Dialogue between "all sides" in Myanmar must be quickly carried out in order to avert further bloodshed and civil unrest, the recently-seated president of the UN Security Council said Thursday.
Speaking after formally assuming the council presidency for the month of April, Vietnam's UN envoy Dang Dinh Quy condemned the use of violence perpetrated against pro-democracy demonstrators by the junta, further calling "on all sides to sit down and talk, to seek any possibility to sit down and talk."
Challenged by a reporter about whether there are two equal sides that need to negotiate an end to the brutal bloodletting, Dang said "at the time being, we think that the only way is to engage with everyone."
"If we make any side inside Myanmar feel that they are not engaged, or they feel that they are isolated, it could be worse. So your question is right, but what is the alternative?" he asked. "It is very hard to say about other alternatives.”
At least 543 people have been killed in the ongoing crackdown on protesters following the military's Feb. 1 power grab, according to an independent non-profit organization founded by former Myanmar political prisoners living in exile.
UN Secretary-General Antonio Guterres' special envoy on Myanmar warned on Wednesday that the country is on the precipice of all-out civil war as armed ethnic groups have progressively been "taking clear stances of opposition" to the military's "cruelty."
Christine Schraner Burgener warned the Security Council that a "bloodbath is imminent."
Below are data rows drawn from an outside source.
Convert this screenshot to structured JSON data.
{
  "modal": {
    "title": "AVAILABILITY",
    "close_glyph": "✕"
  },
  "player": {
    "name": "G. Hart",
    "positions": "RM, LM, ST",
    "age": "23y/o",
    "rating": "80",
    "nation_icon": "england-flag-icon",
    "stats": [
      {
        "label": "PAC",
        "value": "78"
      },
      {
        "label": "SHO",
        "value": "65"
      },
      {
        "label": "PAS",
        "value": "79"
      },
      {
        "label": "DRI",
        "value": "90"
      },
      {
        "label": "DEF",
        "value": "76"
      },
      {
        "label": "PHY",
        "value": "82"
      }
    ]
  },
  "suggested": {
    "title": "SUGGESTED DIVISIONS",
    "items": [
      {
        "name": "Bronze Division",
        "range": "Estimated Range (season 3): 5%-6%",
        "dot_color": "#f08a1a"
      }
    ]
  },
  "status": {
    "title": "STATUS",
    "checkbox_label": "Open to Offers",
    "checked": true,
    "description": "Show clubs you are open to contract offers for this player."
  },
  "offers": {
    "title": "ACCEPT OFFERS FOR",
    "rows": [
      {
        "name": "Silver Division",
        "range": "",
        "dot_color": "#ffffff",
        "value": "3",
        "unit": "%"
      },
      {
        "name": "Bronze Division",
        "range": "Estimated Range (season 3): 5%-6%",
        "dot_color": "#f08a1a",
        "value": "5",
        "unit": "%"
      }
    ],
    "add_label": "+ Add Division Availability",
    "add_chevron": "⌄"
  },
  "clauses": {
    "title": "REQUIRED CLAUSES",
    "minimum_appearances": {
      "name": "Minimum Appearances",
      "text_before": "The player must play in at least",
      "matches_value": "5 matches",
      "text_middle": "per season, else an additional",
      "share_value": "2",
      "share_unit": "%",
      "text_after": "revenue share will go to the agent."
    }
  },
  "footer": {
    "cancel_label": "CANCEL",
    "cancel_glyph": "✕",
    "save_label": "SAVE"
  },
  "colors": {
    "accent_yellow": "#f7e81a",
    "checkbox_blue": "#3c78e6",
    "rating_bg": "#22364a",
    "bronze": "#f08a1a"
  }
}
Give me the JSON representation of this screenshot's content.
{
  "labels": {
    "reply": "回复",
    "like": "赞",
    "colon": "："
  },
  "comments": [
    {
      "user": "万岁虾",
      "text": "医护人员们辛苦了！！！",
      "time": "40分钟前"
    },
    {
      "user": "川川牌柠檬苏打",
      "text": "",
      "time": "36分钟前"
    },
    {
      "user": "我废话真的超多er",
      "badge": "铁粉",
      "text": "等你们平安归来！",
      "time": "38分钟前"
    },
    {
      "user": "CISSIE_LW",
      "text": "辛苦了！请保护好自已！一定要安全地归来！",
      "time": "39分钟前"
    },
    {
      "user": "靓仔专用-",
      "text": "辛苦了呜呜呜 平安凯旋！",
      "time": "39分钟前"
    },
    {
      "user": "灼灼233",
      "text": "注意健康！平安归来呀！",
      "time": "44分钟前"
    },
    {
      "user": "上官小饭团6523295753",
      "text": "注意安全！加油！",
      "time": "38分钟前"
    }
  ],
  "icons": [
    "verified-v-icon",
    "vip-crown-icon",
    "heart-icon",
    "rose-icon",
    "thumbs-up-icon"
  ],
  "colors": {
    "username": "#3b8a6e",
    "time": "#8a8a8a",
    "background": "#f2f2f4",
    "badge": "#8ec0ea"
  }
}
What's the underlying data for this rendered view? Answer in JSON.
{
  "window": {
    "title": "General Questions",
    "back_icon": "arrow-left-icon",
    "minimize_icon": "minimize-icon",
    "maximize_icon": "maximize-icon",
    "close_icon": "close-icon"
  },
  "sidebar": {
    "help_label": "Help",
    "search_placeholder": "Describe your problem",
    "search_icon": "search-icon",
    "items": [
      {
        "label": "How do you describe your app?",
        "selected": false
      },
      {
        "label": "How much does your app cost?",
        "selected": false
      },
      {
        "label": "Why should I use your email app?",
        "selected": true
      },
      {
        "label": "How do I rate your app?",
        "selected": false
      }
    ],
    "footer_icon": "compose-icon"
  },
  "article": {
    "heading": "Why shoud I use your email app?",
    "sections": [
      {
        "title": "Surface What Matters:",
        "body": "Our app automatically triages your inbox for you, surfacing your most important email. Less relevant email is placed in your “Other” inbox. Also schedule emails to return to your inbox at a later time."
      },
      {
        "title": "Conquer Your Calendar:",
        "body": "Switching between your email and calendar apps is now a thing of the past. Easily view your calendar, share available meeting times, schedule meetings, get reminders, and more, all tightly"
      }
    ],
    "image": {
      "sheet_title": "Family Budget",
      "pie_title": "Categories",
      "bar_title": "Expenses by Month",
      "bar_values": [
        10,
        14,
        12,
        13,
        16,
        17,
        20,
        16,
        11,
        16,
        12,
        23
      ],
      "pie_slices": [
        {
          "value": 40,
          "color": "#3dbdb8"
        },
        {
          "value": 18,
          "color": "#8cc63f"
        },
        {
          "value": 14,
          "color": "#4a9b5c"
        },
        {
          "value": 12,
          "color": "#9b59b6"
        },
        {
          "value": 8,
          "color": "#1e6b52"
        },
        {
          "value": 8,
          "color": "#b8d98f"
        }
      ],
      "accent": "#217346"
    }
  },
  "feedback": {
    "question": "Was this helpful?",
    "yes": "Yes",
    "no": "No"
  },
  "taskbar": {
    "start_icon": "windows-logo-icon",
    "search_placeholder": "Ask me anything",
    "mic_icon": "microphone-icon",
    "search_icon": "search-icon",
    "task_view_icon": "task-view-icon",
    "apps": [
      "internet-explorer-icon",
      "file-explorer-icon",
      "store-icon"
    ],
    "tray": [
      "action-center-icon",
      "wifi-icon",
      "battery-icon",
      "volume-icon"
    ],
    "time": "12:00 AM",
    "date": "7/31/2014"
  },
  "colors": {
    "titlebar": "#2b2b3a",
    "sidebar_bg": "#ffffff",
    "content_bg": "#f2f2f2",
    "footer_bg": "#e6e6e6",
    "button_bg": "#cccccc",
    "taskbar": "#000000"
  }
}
"The most serious international crimes and violations of international law appear to be happening in plain sight. I fear this trend will become bloodier as the Commander-in-Chief seems determined to solidify his unlawful grip on power by force," she said. "This council must consider potentially significant action that can reverse the course of events in Myanmar."